Chrysler’s revival is due in mid-to-late 2024 with a series of electric and possibly “electrified” (hybrid-electric) vehicles. That makes the marque’s recent Facebook post all the more puzzling:
The range of explanations includes a special-edition Chrysler 300C, powered by the 392 engine—an engine whose displacement intentionally replicates that of the biggest and most powerful of the first-generation Hemi V8s. The company still makes 392-powered Chrysler 300s, but only for export. Making a last run for North America would be expensive because of crash, emissions, and economy tests, but it would not be a real engineering problem—especially since there is already a 392-powered Dodge Charger.
This seems most likely since it would be a 2023 model; a Chrysler 300 special edition was already confirmed by the company, but at the time it seemed more likely to be an appearance-and-Mopar-add-ons package. The first 300 “letter car” was the 1955 C300; the 1956 300B had a 354 Hemi (5.7 liters) with up to 355 bhp. The classic 1957 Chrysler 300C boasted a 392 Hemi V8 with 375 and 390 bhp forms. (Brake horsepower, bhp, is roughly 30-50 lower than today’s net horsepower, so the hotter 392 likely produced the equivalent of 350 hp by today’s standards. It was enough to be the highest-power engine of any standard-production car in America.)

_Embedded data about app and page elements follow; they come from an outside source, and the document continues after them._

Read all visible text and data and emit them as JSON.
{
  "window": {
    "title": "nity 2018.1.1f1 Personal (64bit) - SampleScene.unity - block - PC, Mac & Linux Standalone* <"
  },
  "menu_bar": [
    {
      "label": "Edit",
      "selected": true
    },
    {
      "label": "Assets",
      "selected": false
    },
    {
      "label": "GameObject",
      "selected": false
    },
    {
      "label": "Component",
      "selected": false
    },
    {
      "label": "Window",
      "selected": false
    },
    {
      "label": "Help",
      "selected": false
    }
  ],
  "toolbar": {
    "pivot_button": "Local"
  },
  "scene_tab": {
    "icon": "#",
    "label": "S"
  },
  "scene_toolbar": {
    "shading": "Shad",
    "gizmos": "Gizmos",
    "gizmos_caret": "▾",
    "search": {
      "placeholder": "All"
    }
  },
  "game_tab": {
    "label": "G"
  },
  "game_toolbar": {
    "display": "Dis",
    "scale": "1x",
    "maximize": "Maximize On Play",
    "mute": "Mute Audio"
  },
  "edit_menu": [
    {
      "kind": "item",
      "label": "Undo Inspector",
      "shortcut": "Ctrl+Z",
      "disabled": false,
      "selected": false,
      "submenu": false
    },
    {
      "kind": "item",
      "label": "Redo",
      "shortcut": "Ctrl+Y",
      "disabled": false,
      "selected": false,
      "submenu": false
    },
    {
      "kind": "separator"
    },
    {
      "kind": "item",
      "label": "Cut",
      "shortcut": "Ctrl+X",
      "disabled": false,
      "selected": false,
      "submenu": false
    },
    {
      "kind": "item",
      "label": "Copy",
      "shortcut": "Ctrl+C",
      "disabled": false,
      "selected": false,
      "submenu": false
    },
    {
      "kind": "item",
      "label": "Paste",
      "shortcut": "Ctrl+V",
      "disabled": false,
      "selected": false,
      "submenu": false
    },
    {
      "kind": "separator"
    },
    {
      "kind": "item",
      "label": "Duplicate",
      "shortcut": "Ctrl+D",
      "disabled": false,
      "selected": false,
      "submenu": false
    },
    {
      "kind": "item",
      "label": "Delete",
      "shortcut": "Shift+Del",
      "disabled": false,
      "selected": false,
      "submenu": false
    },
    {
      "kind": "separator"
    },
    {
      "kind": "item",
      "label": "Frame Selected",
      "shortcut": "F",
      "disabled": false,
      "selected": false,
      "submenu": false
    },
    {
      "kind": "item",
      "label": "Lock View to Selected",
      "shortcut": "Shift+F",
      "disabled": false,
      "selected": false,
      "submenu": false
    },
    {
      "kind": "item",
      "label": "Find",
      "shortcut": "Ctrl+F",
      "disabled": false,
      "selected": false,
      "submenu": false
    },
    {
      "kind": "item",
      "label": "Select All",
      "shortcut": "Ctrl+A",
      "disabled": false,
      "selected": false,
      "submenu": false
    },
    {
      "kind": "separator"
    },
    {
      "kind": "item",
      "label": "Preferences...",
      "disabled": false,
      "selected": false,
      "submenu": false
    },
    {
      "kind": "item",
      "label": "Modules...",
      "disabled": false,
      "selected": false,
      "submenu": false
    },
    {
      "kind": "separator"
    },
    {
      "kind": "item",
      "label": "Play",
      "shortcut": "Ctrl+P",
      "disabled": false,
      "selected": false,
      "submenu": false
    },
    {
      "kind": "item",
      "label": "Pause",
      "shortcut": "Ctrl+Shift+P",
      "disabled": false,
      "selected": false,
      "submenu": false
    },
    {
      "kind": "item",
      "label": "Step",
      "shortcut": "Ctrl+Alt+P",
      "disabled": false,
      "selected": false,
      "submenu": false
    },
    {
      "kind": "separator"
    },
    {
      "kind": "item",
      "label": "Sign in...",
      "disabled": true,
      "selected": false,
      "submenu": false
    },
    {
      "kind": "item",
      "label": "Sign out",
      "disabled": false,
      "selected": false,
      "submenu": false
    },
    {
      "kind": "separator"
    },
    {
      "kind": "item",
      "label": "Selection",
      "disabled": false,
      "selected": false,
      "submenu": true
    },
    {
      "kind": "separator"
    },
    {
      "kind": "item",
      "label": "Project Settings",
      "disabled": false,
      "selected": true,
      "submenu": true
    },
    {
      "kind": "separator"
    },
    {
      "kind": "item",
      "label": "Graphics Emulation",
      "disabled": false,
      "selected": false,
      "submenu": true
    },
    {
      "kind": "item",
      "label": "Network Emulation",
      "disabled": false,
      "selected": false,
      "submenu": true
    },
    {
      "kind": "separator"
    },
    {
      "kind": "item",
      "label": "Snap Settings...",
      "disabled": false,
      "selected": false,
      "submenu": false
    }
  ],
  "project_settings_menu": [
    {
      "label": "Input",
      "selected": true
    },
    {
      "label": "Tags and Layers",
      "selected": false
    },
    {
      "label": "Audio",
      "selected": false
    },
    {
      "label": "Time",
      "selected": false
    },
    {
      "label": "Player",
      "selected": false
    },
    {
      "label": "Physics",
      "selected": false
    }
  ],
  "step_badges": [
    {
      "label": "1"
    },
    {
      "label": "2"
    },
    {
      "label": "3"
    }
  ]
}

The other likely explanations could be reveals of other battery-electric cars. Indeed, it’s possible that the company will show off prototypes or concepts of its 2024-calendar-year cars in 2023, just as it showed the Airflow concept already in 2022.
Update: Chrysler has announced a reveal of a “special edition Chrysler vehicle” on September 13, at 6 pm at the Spirit of Detroit plaza (press pass required). The presentation will be made by Chris Feuell, Chrysler’s chief executive. This makes a revival of the 300C most likely; and the most faithful rendition of a 1957 300C, if not the 21st-century comeback, would have a 392 Hemi.